Segment Start: Exercise materials
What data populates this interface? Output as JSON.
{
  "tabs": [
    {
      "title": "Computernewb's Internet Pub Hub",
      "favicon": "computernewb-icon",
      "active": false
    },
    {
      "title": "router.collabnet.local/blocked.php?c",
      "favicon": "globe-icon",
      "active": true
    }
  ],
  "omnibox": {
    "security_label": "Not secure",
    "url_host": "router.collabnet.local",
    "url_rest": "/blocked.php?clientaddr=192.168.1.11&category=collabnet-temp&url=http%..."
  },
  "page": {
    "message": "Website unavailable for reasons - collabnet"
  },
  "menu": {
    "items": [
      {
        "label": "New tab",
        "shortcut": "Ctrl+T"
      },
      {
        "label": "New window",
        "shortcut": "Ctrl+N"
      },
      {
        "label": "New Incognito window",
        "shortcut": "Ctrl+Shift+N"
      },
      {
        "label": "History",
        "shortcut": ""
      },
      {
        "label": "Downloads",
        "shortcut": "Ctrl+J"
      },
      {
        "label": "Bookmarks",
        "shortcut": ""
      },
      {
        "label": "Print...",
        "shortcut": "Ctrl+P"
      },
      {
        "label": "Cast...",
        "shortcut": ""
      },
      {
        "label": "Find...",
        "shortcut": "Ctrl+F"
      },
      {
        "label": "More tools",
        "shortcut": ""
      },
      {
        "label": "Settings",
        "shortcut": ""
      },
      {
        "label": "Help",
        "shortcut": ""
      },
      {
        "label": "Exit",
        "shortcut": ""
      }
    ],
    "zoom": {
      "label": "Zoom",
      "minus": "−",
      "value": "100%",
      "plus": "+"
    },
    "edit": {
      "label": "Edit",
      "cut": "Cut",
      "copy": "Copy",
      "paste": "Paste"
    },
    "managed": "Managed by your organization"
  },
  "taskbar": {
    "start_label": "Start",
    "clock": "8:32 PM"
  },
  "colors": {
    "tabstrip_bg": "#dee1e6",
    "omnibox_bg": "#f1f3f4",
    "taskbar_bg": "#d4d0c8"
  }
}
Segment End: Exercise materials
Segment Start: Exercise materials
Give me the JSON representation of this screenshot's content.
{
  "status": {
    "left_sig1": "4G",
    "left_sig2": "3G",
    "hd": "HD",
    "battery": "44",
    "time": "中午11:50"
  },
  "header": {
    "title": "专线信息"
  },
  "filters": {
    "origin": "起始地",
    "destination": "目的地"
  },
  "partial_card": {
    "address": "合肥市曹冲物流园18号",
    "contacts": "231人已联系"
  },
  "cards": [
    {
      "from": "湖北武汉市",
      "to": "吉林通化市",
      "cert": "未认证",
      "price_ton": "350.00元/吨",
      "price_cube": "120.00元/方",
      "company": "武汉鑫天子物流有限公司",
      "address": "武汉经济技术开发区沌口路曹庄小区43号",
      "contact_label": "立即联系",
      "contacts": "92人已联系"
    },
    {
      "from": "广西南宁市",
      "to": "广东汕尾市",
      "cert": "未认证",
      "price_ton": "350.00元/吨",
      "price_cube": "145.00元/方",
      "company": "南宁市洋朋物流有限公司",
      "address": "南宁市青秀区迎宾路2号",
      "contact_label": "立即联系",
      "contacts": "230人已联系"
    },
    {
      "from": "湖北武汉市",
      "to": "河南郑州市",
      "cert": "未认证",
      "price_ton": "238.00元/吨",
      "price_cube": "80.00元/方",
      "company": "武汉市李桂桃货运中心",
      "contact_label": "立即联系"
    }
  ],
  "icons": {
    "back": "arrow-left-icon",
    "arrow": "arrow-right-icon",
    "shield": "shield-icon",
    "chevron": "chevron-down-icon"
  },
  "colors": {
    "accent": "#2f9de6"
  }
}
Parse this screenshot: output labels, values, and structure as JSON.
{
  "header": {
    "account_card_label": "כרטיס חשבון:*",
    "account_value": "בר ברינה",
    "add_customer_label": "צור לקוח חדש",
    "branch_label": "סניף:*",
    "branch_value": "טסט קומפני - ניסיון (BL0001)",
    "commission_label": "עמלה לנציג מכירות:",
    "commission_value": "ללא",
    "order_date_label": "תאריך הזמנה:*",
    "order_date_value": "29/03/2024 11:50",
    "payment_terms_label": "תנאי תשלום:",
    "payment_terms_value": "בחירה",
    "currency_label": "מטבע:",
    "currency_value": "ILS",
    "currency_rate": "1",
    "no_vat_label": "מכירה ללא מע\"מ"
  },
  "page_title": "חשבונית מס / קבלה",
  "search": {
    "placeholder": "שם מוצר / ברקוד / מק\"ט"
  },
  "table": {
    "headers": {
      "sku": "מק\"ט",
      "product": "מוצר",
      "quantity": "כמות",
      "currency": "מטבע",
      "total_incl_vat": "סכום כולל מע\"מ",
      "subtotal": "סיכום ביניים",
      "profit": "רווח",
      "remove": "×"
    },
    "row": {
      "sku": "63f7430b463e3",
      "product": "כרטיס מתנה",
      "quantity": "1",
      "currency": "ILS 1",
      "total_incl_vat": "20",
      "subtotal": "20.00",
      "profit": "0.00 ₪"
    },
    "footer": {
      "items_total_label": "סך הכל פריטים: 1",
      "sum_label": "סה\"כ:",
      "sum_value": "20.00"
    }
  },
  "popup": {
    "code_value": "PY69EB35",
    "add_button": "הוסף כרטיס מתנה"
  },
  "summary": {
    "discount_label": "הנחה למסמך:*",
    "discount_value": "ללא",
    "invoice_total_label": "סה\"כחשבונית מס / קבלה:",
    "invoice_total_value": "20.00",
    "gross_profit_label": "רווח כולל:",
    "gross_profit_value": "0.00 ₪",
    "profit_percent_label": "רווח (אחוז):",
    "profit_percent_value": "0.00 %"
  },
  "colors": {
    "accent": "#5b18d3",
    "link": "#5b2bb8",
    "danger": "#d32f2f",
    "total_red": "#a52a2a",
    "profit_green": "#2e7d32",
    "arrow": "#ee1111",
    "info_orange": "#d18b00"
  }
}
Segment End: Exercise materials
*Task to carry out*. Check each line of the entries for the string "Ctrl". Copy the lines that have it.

*Solution to the exercise*.
        "shortcut": "Ctrl+T"
        "shortcut": "Ctrl+N"
        "shortcut": "Ctrl+Shift+N"
        "shortcut": "Ctrl+J"
        "shortcut": "Ctrl+P"
        "shortcut": "Ctrl+F"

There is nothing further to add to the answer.